Gabor method is limited by the time filtering. The time window filters out the time behavior of the signal in a window centered at Tao and width a. Any portion of the signal with a wavelength longer than the window size is completely lost. If we try to capture a longer period of wavelengths, we lose the signal’s time resolution. Here, the fixed window size imposes a limitation on the level of time-frequency resolution that can be obtained.

## Wavelet Transform and Multi-resolution analysis

A simple modification to the Gabor method is to allow the window scaling to vary. We can first target the low-frequency components and then keep broadening the window size. This approach, which is the wavelet analysis approach, can give us excellent time and frequency resolution of the signal. Another advantage of the website analysis approach is that, unlike Fourier analysis, there are a wide variety of mother wavelets that can be constructed. The mother wavelet is generally designed based on the given problem.

Unlike the Fourier transform, which represents the signal as a series of sines and cosines, the wavelet is simply another expansion basis for representing a given signal.

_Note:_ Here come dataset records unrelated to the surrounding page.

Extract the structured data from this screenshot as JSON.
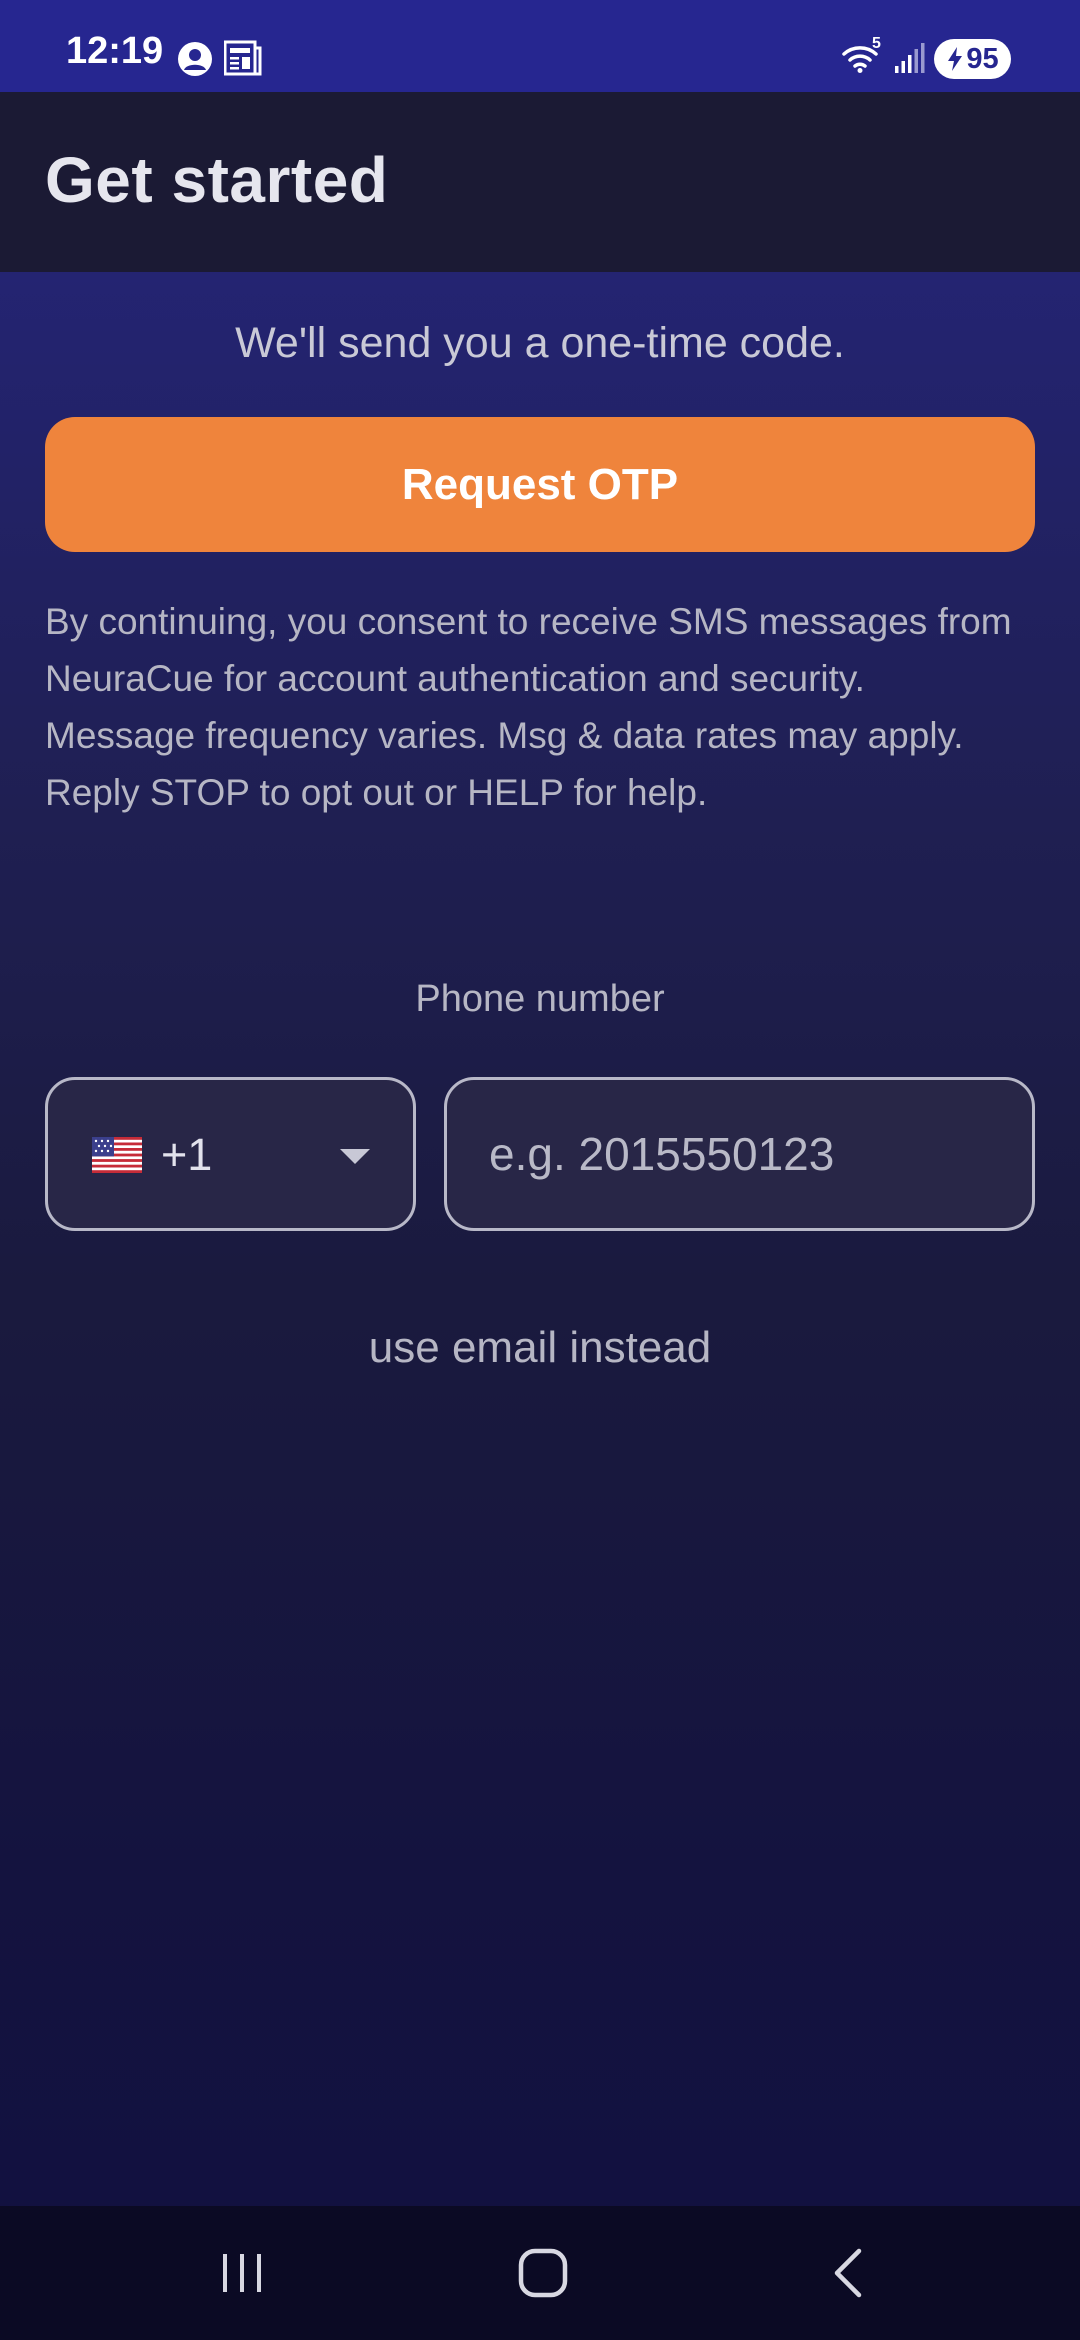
{
  "status_bar": {
    "time": "12:19",
    "battery_level": "95",
    "network_label": "5",
    "icons": [
      "account-circle-icon",
      "news-icon",
      "wifi-icon",
      "signal-icon",
      "battery-charging-icon"
    ]
  },
  "header": {
    "title": "Get started"
  },
  "main": {
    "subtitle": "We'll send you a one-time code.",
    "request_button_label": "Request OTP",
    "consent_lines": [
      "By continuing, you consent to receive SMS messages from NeuraCue for account authentication and security.",
      "Message frequency varies. Msg & data rates may apply.",
      "Reply STOP to opt out or HELP for help."
    ],
    "phone_label": "Phone number",
    "country": {
      "flag": "🇺🇸",
      "code": "+1"
    },
    "phone_input": {
      "value": "",
      "placeholder": "e.g. 2015550123"
    },
    "email_link": "use email instead"
  },
  "nav_bar": {
    "buttons": [
      "recent-apps-icon",
      "home-icon",
      "back-icon"
    ]
  },
  "colors": {
    "accent": "#ef843c",
    "status_bar": "#262690",
    "app_bar": "#1b1a34",
    "nav_bar": "#0b0a24"
  }
}
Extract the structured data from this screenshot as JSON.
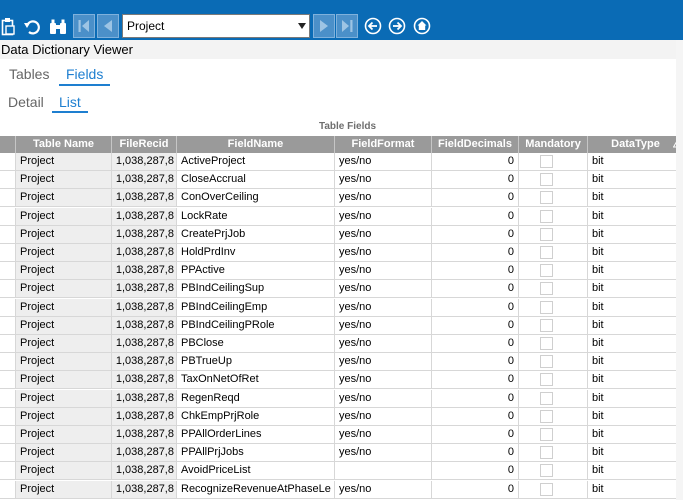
{
  "colors": {
    "toolbar": "#0a6bb5",
    "accent": "#1e7fd0",
    "header_bg": "#9a9a9a"
  },
  "toolbar": {
    "icons": [
      "clipboard-icon",
      "undo-icon",
      "binoculars-icon",
      "first-record-icon",
      "previous-record-icon",
      "next-record-icon",
      "last-record-icon",
      "back-icon",
      "forward-icon",
      "home-icon"
    ],
    "table_selector": {
      "selected": "Project"
    }
  },
  "window": {
    "title": "Data Dictionary Viewer"
  },
  "tabs_top": [
    {
      "label": "Tables",
      "active": false
    },
    {
      "label": "Fields",
      "active": true
    }
  ],
  "tabs_view": [
    {
      "label": "Detail",
      "active": false
    },
    {
      "label": "List",
      "active": true
    }
  ],
  "grid": {
    "caption": "Table Fields",
    "columns": [
      "Table Name",
      "FileRecid",
      "FieldName",
      "FieldFormat",
      "FieldDecimals",
      "Mandatory",
      "DataType"
    ],
    "rows": [
      {
        "table": "Project",
        "recid": "1,038,287,8",
        "field": "ActiveProject",
        "format": "yes/no",
        "decimals": "0",
        "mandatory": false,
        "type": "bit"
      },
      {
        "table": "Project",
        "recid": "1,038,287,8",
        "field": "CloseAccrual",
        "format": "yes/no",
        "decimals": "0",
        "mandatory": false,
        "type": "bit"
      },
      {
        "table": "Project",
        "recid": "1,038,287,8",
        "field": "ConOverCeiling",
        "format": "yes/no",
        "decimals": "0",
        "mandatory": false,
        "type": "bit"
      },
      {
        "table": "Project",
        "recid": "1,038,287,8",
        "field": "LockRate",
        "format": "yes/no",
        "decimals": "0",
        "mandatory": false,
        "type": "bit"
      },
      {
        "table": "Project",
        "recid": "1,038,287,8",
        "field": "CreatePrjJob",
        "format": "yes/no",
        "decimals": "0",
        "mandatory": false,
        "type": "bit"
      },
      {
        "table": "Project",
        "recid": "1,038,287,8",
        "field": "HoldPrdInv",
        "format": "yes/no",
        "decimals": "0",
        "mandatory": false,
        "type": "bit"
      },
      {
        "table": "Project",
        "recid": "1,038,287,8",
        "field": "PPActive",
        "format": "yes/no",
        "decimals": "0",
        "mandatory": false,
        "type": "bit"
      },
      {
        "table": "Project",
        "recid": "1,038,287,8",
        "field": "PBIndCeilingSup",
        "format": "yes/no",
        "decimals": "0",
        "mandatory": false,
        "type": "bit"
      },
      {
        "table": "Project",
        "recid": "1,038,287,8",
        "field": "PBIndCeilingEmp",
        "format": "yes/no",
        "decimals": "0",
        "mandatory": false,
        "type": "bit"
      },
      {
        "table": "Project",
        "recid": "1,038,287,8",
        "field": "PBIndCeilingPRole",
        "format": "yes/no",
        "decimals": "0",
        "mandatory": false,
        "type": "bit"
      },
      {
        "table": "Project",
        "recid": "1,038,287,8",
        "field": "PBClose",
        "format": "yes/no",
        "decimals": "0",
        "mandatory": false,
        "type": "bit"
      },
      {
        "table": "Project",
        "recid": "1,038,287,8",
        "field": "PBTrueUp",
        "format": "yes/no",
        "decimals": "0",
        "mandatory": false,
        "type": "bit"
      },
      {
        "table": "Project",
        "recid": "1,038,287,8",
        "field": "TaxOnNetOfRet",
        "format": "yes/no",
        "decimals": "0",
        "mandatory": false,
        "type": "bit"
      },
      {
        "table": "Project",
        "recid": "1,038,287,8",
        "field": "RegenReqd",
        "format": "yes/no",
        "decimals": "0",
        "mandatory": false,
        "type": "bit"
      },
      {
        "table": "Project",
        "recid": "1,038,287,8",
        "field": "ChkEmpPrjRole",
        "format": "yes/no",
        "decimals": "0",
        "mandatory": false,
        "type": "bit"
      },
      {
        "table": "Project",
        "recid": "1,038,287,8",
        "field": "PPAllOrderLines",
        "format": "yes/no",
        "decimals": "0",
        "mandatory": false,
        "type": "bit"
      },
      {
        "table": "Project",
        "recid": "1,038,287,8",
        "field": "PPAllPrjJobs",
        "format": "yes/no",
        "decimals": "0",
        "mandatory": false,
        "type": "bit"
      },
      {
        "table": "Project",
        "recid": "1,038,287,8",
        "field": "AvoidPriceList",
        "format": "",
        "decimals": "0",
        "mandatory": false,
        "type": "bit"
      },
      {
        "table": "Project",
        "recid": "1,038,287,8",
        "field": "RecognizeRevenueAtPhaseLe",
        "format": "yes/no",
        "decimals": "0",
        "mandatory": false,
        "type": "bit"
      }
    ]
  }
}
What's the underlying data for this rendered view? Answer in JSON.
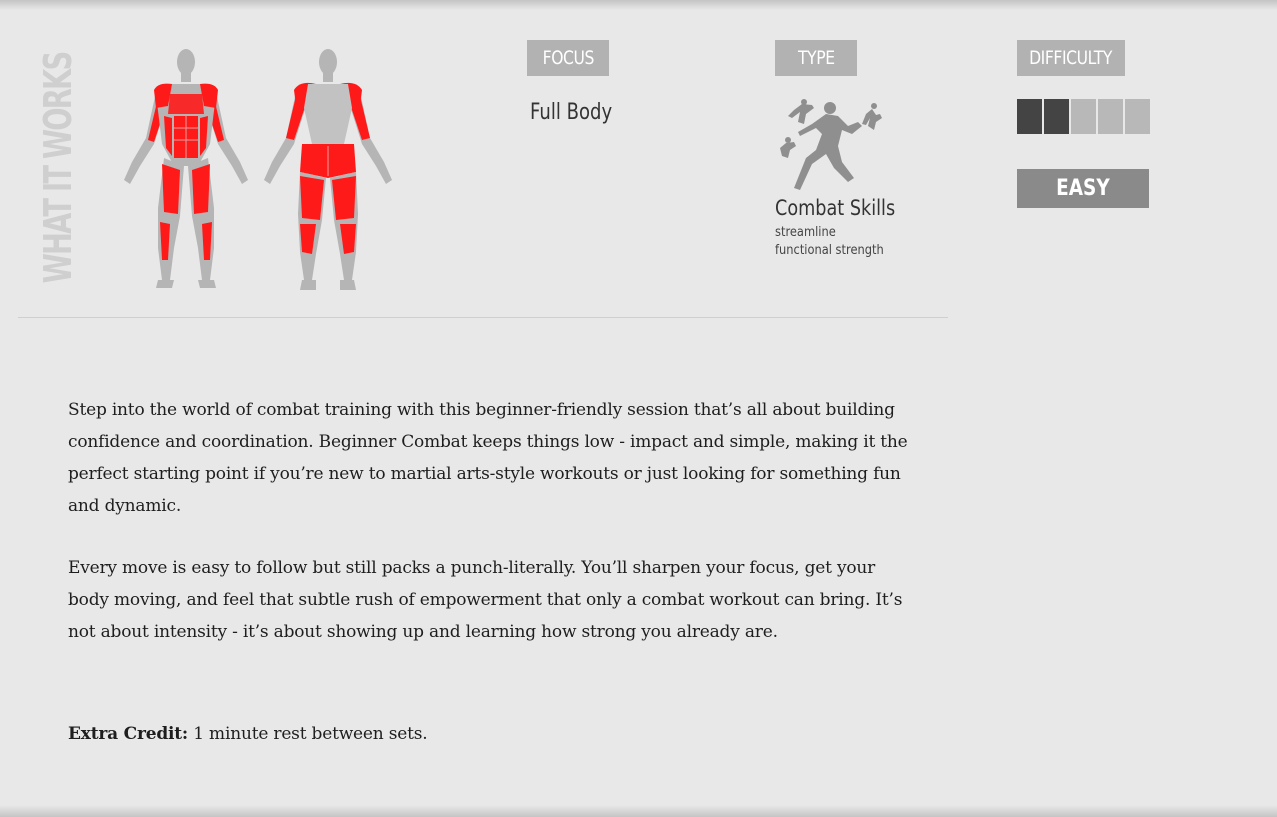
{
  "section_title": "WHAT IT WORKS",
  "focus": {
    "label": "FOCUS",
    "value": "Full Body"
  },
  "type": {
    "label": "TYPE",
    "icon": "combat-fighters-icon",
    "name": "Combat Skills",
    "desc_line1": "streamline",
    "desc_line2": "functional strength"
  },
  "difficulty": {
    "label": "DIFFICULTY",
    "level": "EASY",
    "filled_segments": 2,
    "total_segments": 5
  },
  "description": {
    "para1": "Step into the world of combat training with this beginner-friendly session that’s all about building confidence and coordination. Beginner Combat keeps things low - impact and simple, making it the perfect starting point if you’re new to martial arts-style workouts or just looking for something fun and dynamic.",
    "para2": "Every move is easy to follow but still packs a punch-literally. You’ll sharpen your focus, get your body moving, and feel that subtle rush of empowerment that only a combat workout can bring. It’s not about intensity - it’s about showing up and learning how strong you already are.",
    "extra_label": "Extra Credit:",
    "extra_text": " 1 minute rest between sets."
  },
  "colors": {
    "muscle_highlight": "#ff1a1a",
    "body_gray": "#b5b5b5",
    "label_bg": "#b2b2b2",
    "bar_on": "#444444",
    "bar_off": "#b8b8b8",
    "badge_bg": "#8a8a8a"
  }
}
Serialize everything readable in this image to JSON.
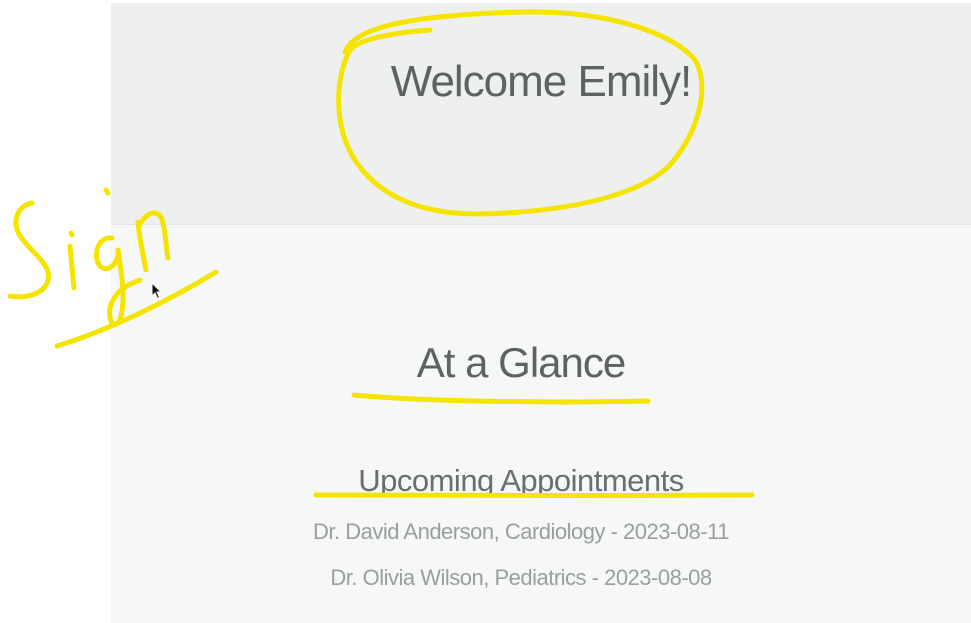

The principle for wavelet transform is quite simple. We first split the signal into a bunch of smaller signals by translating the wavelet over the entire time domain of the signal. Then the same signal is processed in different frequency bands by scaling the wavelet window. This approach is also called a multi-resolution analysis because we analyze the signal at multiple resolutions. A multi-resolution analysis is a method that gives a formal approach to constructing the signal with different resolution levels. It is a hierarchical grading of time and frequency information.

Please note that because of the uncertainty principle, we always have to give back either time or frequency information to gain the other information. Wavelet transform is tailored to obtain as much information in the region as necessary. For example, lower frequencies don’t need as much temporal information as high frequencies (it depends on your target), so we trade temporal information for the lower frequencies to obtain the frequency information.

The wavelet-based decomposition works similarly as the Fourier decomposition. In the Fourier decomposition, we would take a signal and project it on orthogonal basis (sines and cosines). But in wavelet-based decomposition, the orthogonal basis is not just going to be sines or cosines, but it will be a hierarchy of orthogonal functions that will become smaller and smaller in time or space.

We always start with the mother wavelet (say $\psi (t)$), which is just a shape to start with.

\begin{equation} \psi_{a,b}(t) = \frac{1}{\sqrt{a}}\psi (\frac{t-b}{a}) \end{equation}

If the function, $\psi (t)$, is Gaussian, then b will be the translation parameter (slide the Gaussian from left to right), and $a$ will be the scaling parameter that will make the wavelet bigger or smaller (bigger a will make the wavelet smaller). So the increase in $a$ will take us higher and higher in levels, and the increase in $b$ will slide us across the time.

We can write the wavelet transform as \begin{equation} W_{\psi}(f)(a,b) = < f(t), \psi_{a,b}(t) > \end{equation}

The oldest wavelet (1910) designed is the Haar wavelet ($\psi_{1,0}$):

The $\psi_{1,0}$ is the mother wavelet and we can obtain all sorts of variations from it - $\psi_{1/2,1/2}$, $\psi_{1/2,0}$, etc. All these wavelets are orthogonal in nature. We can imagine that the bigger scaled wavelets such as $\psi_{1,0}$, etc will extract the bigger features in the signal and the smaller wavelets such as $\psi_{1/2,1/2}$, $\psi_{1/2,0}$ will pull out smaller features.